Exercise description:
Take each line of the data that contains the string "chevron" and copy it.

Data entries:
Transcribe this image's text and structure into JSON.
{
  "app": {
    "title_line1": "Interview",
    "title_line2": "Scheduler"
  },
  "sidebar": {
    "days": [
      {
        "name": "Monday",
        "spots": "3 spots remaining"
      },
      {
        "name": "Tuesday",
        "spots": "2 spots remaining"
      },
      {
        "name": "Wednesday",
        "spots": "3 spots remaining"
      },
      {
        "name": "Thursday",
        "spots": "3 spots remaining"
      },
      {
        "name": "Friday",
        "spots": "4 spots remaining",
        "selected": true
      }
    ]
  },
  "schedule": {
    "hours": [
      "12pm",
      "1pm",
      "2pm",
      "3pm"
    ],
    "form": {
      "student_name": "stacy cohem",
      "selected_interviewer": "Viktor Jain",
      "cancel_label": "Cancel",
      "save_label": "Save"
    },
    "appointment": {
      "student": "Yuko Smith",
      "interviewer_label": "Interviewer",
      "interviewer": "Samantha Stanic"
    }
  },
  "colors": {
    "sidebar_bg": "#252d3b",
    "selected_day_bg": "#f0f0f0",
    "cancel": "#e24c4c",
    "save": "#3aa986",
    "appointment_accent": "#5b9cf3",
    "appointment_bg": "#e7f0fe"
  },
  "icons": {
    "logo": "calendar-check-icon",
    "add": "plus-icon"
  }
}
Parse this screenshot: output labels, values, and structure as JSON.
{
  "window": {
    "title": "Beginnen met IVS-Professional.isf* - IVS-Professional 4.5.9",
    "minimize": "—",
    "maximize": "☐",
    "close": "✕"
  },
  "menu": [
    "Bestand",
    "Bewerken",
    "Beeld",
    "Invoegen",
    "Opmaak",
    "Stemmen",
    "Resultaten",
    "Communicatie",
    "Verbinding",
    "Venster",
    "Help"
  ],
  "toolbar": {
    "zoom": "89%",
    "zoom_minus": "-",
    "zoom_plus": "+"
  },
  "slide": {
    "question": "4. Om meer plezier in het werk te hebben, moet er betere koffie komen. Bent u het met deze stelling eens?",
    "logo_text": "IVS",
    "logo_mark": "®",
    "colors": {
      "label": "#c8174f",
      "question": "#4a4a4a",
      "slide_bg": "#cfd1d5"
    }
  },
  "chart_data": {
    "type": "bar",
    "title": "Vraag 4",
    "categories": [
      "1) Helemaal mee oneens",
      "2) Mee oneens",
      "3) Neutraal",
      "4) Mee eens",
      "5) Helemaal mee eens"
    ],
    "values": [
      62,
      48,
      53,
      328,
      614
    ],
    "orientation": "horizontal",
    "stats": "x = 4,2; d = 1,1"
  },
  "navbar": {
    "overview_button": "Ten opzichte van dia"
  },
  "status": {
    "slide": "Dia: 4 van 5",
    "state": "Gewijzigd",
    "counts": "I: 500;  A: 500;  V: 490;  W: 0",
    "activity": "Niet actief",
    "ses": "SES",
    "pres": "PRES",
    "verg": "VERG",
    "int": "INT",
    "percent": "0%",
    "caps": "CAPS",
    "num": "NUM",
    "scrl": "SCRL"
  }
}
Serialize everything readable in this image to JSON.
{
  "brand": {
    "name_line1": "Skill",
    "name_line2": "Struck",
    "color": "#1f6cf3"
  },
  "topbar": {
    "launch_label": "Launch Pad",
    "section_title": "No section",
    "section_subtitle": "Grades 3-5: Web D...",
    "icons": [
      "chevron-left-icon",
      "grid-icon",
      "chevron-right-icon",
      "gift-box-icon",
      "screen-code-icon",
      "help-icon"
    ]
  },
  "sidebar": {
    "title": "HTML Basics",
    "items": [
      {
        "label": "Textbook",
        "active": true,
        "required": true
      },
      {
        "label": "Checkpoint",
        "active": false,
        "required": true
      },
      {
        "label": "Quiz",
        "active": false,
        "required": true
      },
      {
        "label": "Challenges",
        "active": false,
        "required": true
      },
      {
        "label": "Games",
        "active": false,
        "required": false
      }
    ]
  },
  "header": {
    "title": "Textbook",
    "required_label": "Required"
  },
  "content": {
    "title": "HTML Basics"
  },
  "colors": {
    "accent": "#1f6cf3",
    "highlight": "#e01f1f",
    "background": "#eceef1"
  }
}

Exercise response:
      "chevron-left-icon",
      "chevron-right-icon",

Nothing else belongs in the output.